*** RECORDS PROVIDED ***

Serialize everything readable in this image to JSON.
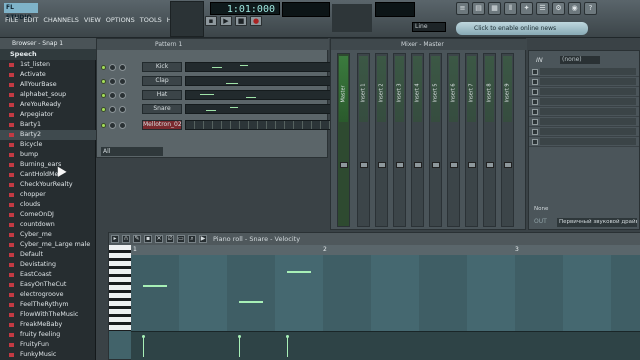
{
  "app": {
    "logo": "FL STUDIO",
    "accent": "#a8f0b7",
    "brand_color": "#7fb3c9"
  },
  "menu": [
    "FILE",
    "EDIT",
    "CHANNELS",
    "VIEW",
    "OPTIONS",
    "TOOLS",
    "HELP"
  ],
  "transport": {
    "time": "1:01:000",
    "buttons": [
      "pattern",
      "play",
      "stop",
      "record"
    ],
    "line_mode": "Line",
    "online_text": "Click to enable online news"
  },
  "browser": {
    "title": "Browser - Snap 1",
    "folder": "Speech",
    "items": [
      "1st_listen",
      "Activate",
      "AllYourBase",
      "alphabet_soup",
      "AreYouReady",
      "Arpegiator",
      "Barty1",
      "Barty2",
      "Bicycle",
      "bump",
      "Burning_ears",
      "CantHoldMe",
      "CheckYourRealty",
      "chopper",
      "clouds",
      "ComeOnDJ",
      "countdown",
      "Cyber_me",
      "Cyber_me_Large male",
      "Default",
      "Devistating",
      "EastCoast",
      "EasyOnTheCut",
      "electrogroove",
      "FeelTheRythym",
      "FlowWithTheMusic",
      "FreakMeBaby",
      "fruity feeling",
      "FruityFun",
      "FunkyMusic"
    ],
    "selected_index": 7
  },
  "channel_rack": {
    "title": "Pattern 1",
    "filter": "All",
    "channels": [
      {
        "name": "Kick"
      },
      {
        "name": "Clap"
      },
      {
        "name": "Hat"
      },
      {
        "name": "Snare"
      },
      {
        "name": "Mellotron_02"
      }
    ]
  },
  "mixer": {
    "title": "Mixer - Master",
    "tracks": [
      "Master",
      "Insert 1",
      "Insert 2",
      "Insert 3",
      "Insert 4",
      "Insert 5",
      "Insert 6",
      "Insert 7",
      "Insert 8",
      "Insert 9"
    ],
    "insert_slot": "(none)",
    "input_label": "IN",
    "output_label": "OUT",
    "none_label": "None",
    "output_device": "Первичный звуковой драйвер"
  },
  "piano_roll": {
    "title": "Piano roll - Snare - Velocity",
    "ruler": [
      "1",
      "2",
      "3"
    ],
    "velocity_level": 0.75
  }
}
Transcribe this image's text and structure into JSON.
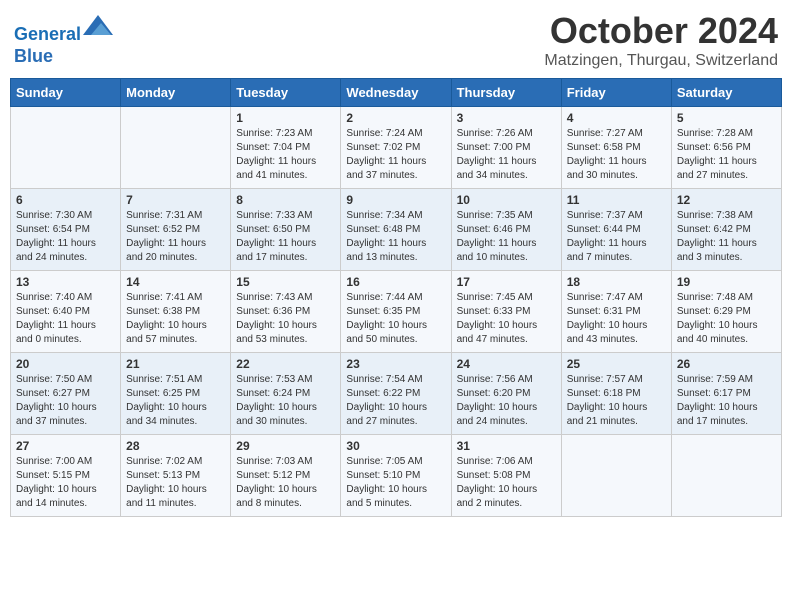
{
  "header": {
    "logo_line1": "General",
    "logo_line2": "Blue",
    "month_title": "October 2024",
    "location": "Matzingen, Thurgau, Switzerland"
  },
  "days_of_week": [
    "Sunday",
    "Monday",
    "Tuesday",
    "Wednesday",
    "Thursday",
    "Friday",
    "Saturday"
  ],
  "weeks": [
    [
      {
        "day": "",
        "info": ""
      },
      {
        "day": "",
        "info": ""
      },
      {
        "day": "1",
        "info": "Sunrise: 7:23 AM\nSunset: 7:04 PM\nDaylight: 11 hours and 41 minutes."
      },
      {
        "day": "2",
        "info": "Sunrise: 7:24 AM\nSunset: 7:02 PM\nDaylight: 11 hours and 37 minutes."
      },
      {
        "day": "3",
        "info": "Sunrise: 7:26 AM\nSunset: 7:00 PM\nDaylight: 11 hours and 34 minutes."
      },
      {
        "day": "4",
        "info": "Sunrise: 7:27 AM\nSunset: 6:58 PM\nDaylight: 11 hours and 30 minutes."
      },
      {
        "day": "5",
        "info": "Sunrise: 7:28 AM\nSunset: 6:56 PM\nDaylight: 11 hours and 27 minutes."
      }
    ],
    [
      {
        "day": "6",
        "info": "Sunrise: 7:30 AM\nSunset: 6:54 PM\nDaylight: 11 hours and 24 minutes."
      },
      {
        "day": "7",
        "info": "Sunrise: 7:31 AM\nSunset: 6:52 PM\nDaylight: 11 hours and 20 minutes."
      },
      {
        "day": "8",
        "info": "Sunrise: 7:33 AM\nSunset: 6:50 PM\nDaylight: 11 hours and 17 minutes."
      },
      {
        "day": "9",
        "info": "Sunrise: 7:34 AM\nSunset: 6:48 PM\nDaylight: 11 hours and 13 minutes."
      },
      {
        "day": "10",
        "info": "Sunrise: 7:35 AM\nSunset: 6:46 PM\nDaylight: 11 hours and 10 minutes."
      },
      {
        "day": "11",
        "info": "Sunrise: 7:37 AM\nSunset: 6:44 PM\nDaylight: 11 hours and 7 minutes."
      },
      {
        "day": "12",
        "info": "Sunrise: 7:38 AM\nSunset: 6:42 PM\nDaylight: 11 hours and 3 minutes."
      }
    ],
    [
      {
        "day": "13",
        "info": "Sunrise: 7:40 AM\nSunset: 6:40 PM\nDaylight: 11 hours and 0 minutes."
      },
      {
        "day": "14",
        "info": "Sunrise: 7:41 AM\nSunset: 6:38 PM\nDaylight: 10 hours and 57 minutes."
      },
      {
        "day": "15",
        "info": "Sunrise: 7:43 AM\nSunset: 6:36 PM\nDaylight: 10 hours and 53 minutes."
      },
      {
        "day": "16",
        "info": "Sunrise: 7:44 AM\nSunset: 6:35 PM\nDaylight: 10 hours and 50 minutes."
      },
      {
        "day": "17",
        "info": "Sunrise: 7:45 AM\nSunset: 6:33 PM\nDaylight: 10 hours and 47 minutes."
      },
      {
        "day": "18",
        "info": "Sunrise: 7:47 AM\nSunset: 6:31 PM\nDaylight: 10 hours and 43 minutes."
      },
      {
        "day": "19",
        "info": "Sunrise: 7:48 AM\nSunset: 6:29 PM\nDaylight: 10 hours and 40 minutes."
      }
    ],
    [
      {
        "day": "20",
        "info": "Sunrise: 7:50 AM\nSunset: 6:27 PM\nDaylight: 10 hours and 37 minutes."
      },
      {
        "day": "21",
        "info": "Sunrise: 7:51 AM\nSunset: 6:25 PM\nDaylight: 10 hours and 34 minutes."
      },
      {
        "day": "22",
        "info": "Sunrise: 7:53 AM\nSunset: 6:24 PM\nDaylight: 10 hours and 30 minutes."
      },
      {
        "day": "23",
        "info": "Sunrise: 7:54 AM\nSunset: 6:22 PM\nDaylight: 10 hours and 27 minutes."
      },
      {
        "day": "24",
        "info": "Sunrise: 7:56 AM\nSunset: 6:20 PM\nDaylight: 10 hours and 24 minutes."
      },
      {
        "day": "25",
        "info": "Sunrise: 7:57 AM\nSunset: 6:18 PM\nDaylight: 10 hours and 21 minutes."
      },
      {
        "day": "26",
        "info": "Sunrise: 7:59 AM\nSunset: 6:17 PM\nDaylight: 10 hours and 17 minutes."
      }
    ],
    [
      {
        "day": "27",
        "info": "Sunrise: 7:00 AM\nSunset: 5:15 PM\nDaylight: 10 hours and 14 minutes."
      },
      {
        "day": "28",
        "info": "Sunrise: 7:02 AM\nSunset: 5:13 PM\nDaylight: 10 hours and 11 minutes."
      },
      {
        "day": "29",
        "info": "Sunrise: 7:03 AM\nSunset: 5:12 PM\nDaylight: 10 hours and 8 minutes."
      },
      {
        "day": "30",
        "info": "Sunrise: 7:05 AM\nSunset: 5:10 PM\nDaylight: 10 hours and 5 minutes."
      },
      {
        "day": "31",
        "info": "Sunrise: 7:06 AM\nSunset: 5:08 PM\nDaylight: 10 hours and 2 minutes."
      },
      {
        "day": "",
        "info": ""
      },
      {
        "day": "",
        "info": ""
      }
    ]
  ]
}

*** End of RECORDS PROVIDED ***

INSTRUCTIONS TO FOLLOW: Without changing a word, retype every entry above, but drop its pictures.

RESPONSE BELOW:
Serialize everything readable in this image to JSON.
{
  "app": {
    "logo": "FL STUDIO",
    "accent": "#a8f0b7",
    "brand_color": "#7fb3c9"
  },
  "menu": [
    "FILE",
    "EDIT",
    "CHANNELS",
    "VIEW",
    "OPTIONS",
    "TOOLS",
    "HELP"
  ],
  "transport": {
    "time": "1:01:000",
    "buttons": [
      "pattern",
      "play",
      "stop",
      "record"
    ],
    "line_mode": "Line",
    "online_text": "Click to enable online news"
  },
  "browser": {
    "title": "Browser - Snap 1",
    "folder": "Speech",
    "items": [
      "1st_listen",
      "Activate",
      "AllYourBase",
      "alphabet_soup",
      "AreYouReady",
      "Arpegiator",
      "Barty1",
      "Barty2",
      "Bicycle",
      "bump",
      "Burning_ears",
      "CantHoldMe",
      "CheckYourRealty",
      "chopper",
      "clouds",
      "ComeOnDJ",
      "countdown",
      "Cyber_me",
      "Cyber_me_Large male",
      "Default",
      "Devistating",
      "EastCoast",
      "EasyOnTheCut",
      "electrogroove",
      "FeelTheRythym",
      "FlowWithTheMusic",
      "FreakMeBaby",
      "fruity feeling",
      "FruityFun",
      "FunkyMusic"
    ],
    "selected_index": 7
  },
  "channel_rack": {
    "title": "Pattern 1",
    "filter": "All",
    "channels": [
      {
        "name": "Kick"
      },
      {
        "name": "Clap"
      },
      {
        "name": "Hat"
      },
      {
        "name": "Snare"
      },
      {
        "name": "Mellotron_02"
      }
    ]
  },
  "mixer": {
    "title": "Mixer - Master",
    "tracks": [
      "Master",
      "Insert 1",
      "Insert 2",
      "Insert 3",
      "Insert 4",
      "Insert 5",
      "Insert 6",
      "Insert 7",
      "Insert 8",
      "Insert 9"
    ],
    "insert_slot": "(none)",
    "input_label": "IN",
    "output_label": "OUT",
    "none_label": "None",
    "output_device": "Первичный звуковой драйвер"
  },
  "piano_roll": {
    "title": "Piano roll - Snare - Velocity",
    "ruler": [
      "1",
      "2",
      "3"
    ],
    "velocity_level": 0.75
  }
}
Transcribe this image's text and structure into JSON.
{
  "header": {
    "logo_line1": "General",
    "logo_line2": "Blue",
    "month_title": "October 2024",
    "location": "Matzingen, Thurgau, Switzerland"
  },
  "days_of_week": [
    "Sunday",
    "Monday",
    "Tuesday",
    "Wednesday",
    "Thursday",
    "Friday",
    "Saturday"
  ],
  "weeks": [
    [
      {
        "day": "",
        "info": ""
      },
      {
        "day": "",
        "info": ""
      },
      {
        "day": "1",
        "info": "Sunrise: 7:23 AM\nSunset: 7:04 PM\nDaylight: 11 hours and 41 minutes."
      },
      {
        "day": "2",
        "info": "Sunrise: 7:24 AM\nSunset: 7:02 PM\nDaylight: 11 hours and 37 minutes."
      },
      {
        "day": "3",
        "info": "Sunrise: 7:26 AM\nSunset: 7:00 PM\nDaylight: 11 hours and 34 minutes."
      },
      {
        "day": "4",
        "info": "Sunrise: 7:27 AM\nSunset: 6:58 PM\nDaylight: 11 hours and 30 minutes."
      },
      {
        "day": "5",
        "info": "Sunrise: 7:28 AM\nSunset: 6:56 PM\nDaylight: 11 hours and 27 minutes."
      }
    ],
    [
      {
        "day": "6",
        "info": "Sunrise: 7:30 AM\nSunset: 6:54 PM\nDaylight: 11 hours and 24 minutes."
      },
      {
        "day": "7",
        "info": "Sunrise: 7:31 AM\nSunset: 6:52 PM\nDaylight: 11 hours and 20 minutes."
      },
      {
        "day": "8",
        "info": "Sunrise: 7:33 AM\nSunset: 6:50 PM\nDaylight: 11 hours and 17 minutes."
      },
      {
        "day": "9",
        "info": "Sunrise: 7:34 AM\nSunset: 6:48 PM\nDaylight: 11 hours and 13 minutes."
      },
      {
        "day": "10",
        "info": "Sunrise: 7:35 AM\nSunset: 6:46 PM\nDaylight: 11 hours and 10 minutes."
      },
      {
        "day": "11",
        "info": "Sunrise: 7:37 AM\nSunset: 6:44 PM\nDaylight: 11 hours and 7 minutes."
      },
      {
        "day": "12",
        "info": "Sunrise: 7:38 AM\nSunset: 6:42 PM\nDaylight: 11 hours and 3 minutes."
      }
    ],
    [
      {
        "day": "13",
        "info": "Sunrise: 7:40 AM\nSunset: 6:40 PM\nDaylight: 11 hours and 0 minutes."
      },
      {
        "day": "14",
        "info": "Sunrise: 7:41 AM\nSunset: 6:38 PM\nDaylight: 10 hours and 57 minutes."
      },
      {
        "day": "15",
        "info": "Sunrise: 7:43 AM\nSunset: 6:36 PM\nDaylight: 10 hours and 53 minutes."
      },
      {
        "day": "16",
        "info": "Sunrise: 7:44 AM\nSunset: 6:35 PM\nDaylight: 10 hours and 50 minutes."
      },
      {
        "day": "17",
        "info": "Sunrise: 7:45 AM\nSunset: 6:33 PM\nDaylight: 10 hours and 47 minutes."
      },
      {
        "day": "18",
        "info": "Sunrise: 7:47 AM\nSunset: 6:31 PM\nDaylight: 10 hours and 43 minutes."
      },
      {
        "day": "19",
        "info": "Sunrise: 7:48 AM\nSunset: 6:29 PM\nDaylight: 10 hours and 40 minutes."
      }
    ],
    [
      {
        "day": "20",
        "info": "Sunrise: 7:50 AM\nSunset: 6:27 PM\nDaylight: 10 hours and 37 minutes."
      },
      {
        "day": "21",
        "info": "Sunrise: 7:51 AM\nSunset: 6:25 PM\nDaylight: 10 hours and 34 minutes."
      },
      {
        "day": "22",
        "info": "Sunrise: 7:53 AM\nSunset: 6:24 PM\nDaylight: 10 hours and 30 minutes."
      },
      {
        "day": "23",
        "info": "Sunrise: 7:54 AM\nSunset: 6:22 PM\nDaylight: 10 hours and 27 minutes."
      },
      {
        "day": "24",
        "info": "Sunrise: 7:56 AM\nSunset: 6:20 PM\nDaylight: 10 hours and 24 minutes."
      },
      {
        "day": "25",
        "info": "Sunrise: 7:57 AM\nSunset: 6:18 PM\nDaylight: 10 hours and 21 minutes."
      },
      {
        "day": "26",
        "info": "Sunrise: 7:59 AM\nSunset: 6:17 PM\nDaylight: 10 hours and 17 minutes."
      }
    ],
    [
      {
        "day": "27",
        "info": "Sunrise: 7:00 AM\nSunset: 5:15 PM\nDaylight: 10 hours and 14 minutes."
      },
      {
        "day": "28",
        "info": "Sunrise: 7:02 AM\nSunset: 5:13 PM\nDaylight: 10 hours and 11 minutes."
      },
      {
        "day": "29",
        "info": "Sunrise: 7:03 AM\nSunset: 5:12 PM\nDaylight: 10 hours and 8 minutes."
      },
      {
        "day": "30",
        "info": "Sunrise: 7:05 AM\nSunset: 5:10 PM\nDaylight: 10 hours and 5 minutes."
      },
      {
        "day": "31",
        "info": "Sunrise: 7:06 AM\nSunset: 5:08 PM\nDaylight: 10 hours and 2 minutes."
      },
      {
        "day": "",
        "info": ""
      },
      {
        "day": "",
        "info": ""
      }
    ]
  ]
}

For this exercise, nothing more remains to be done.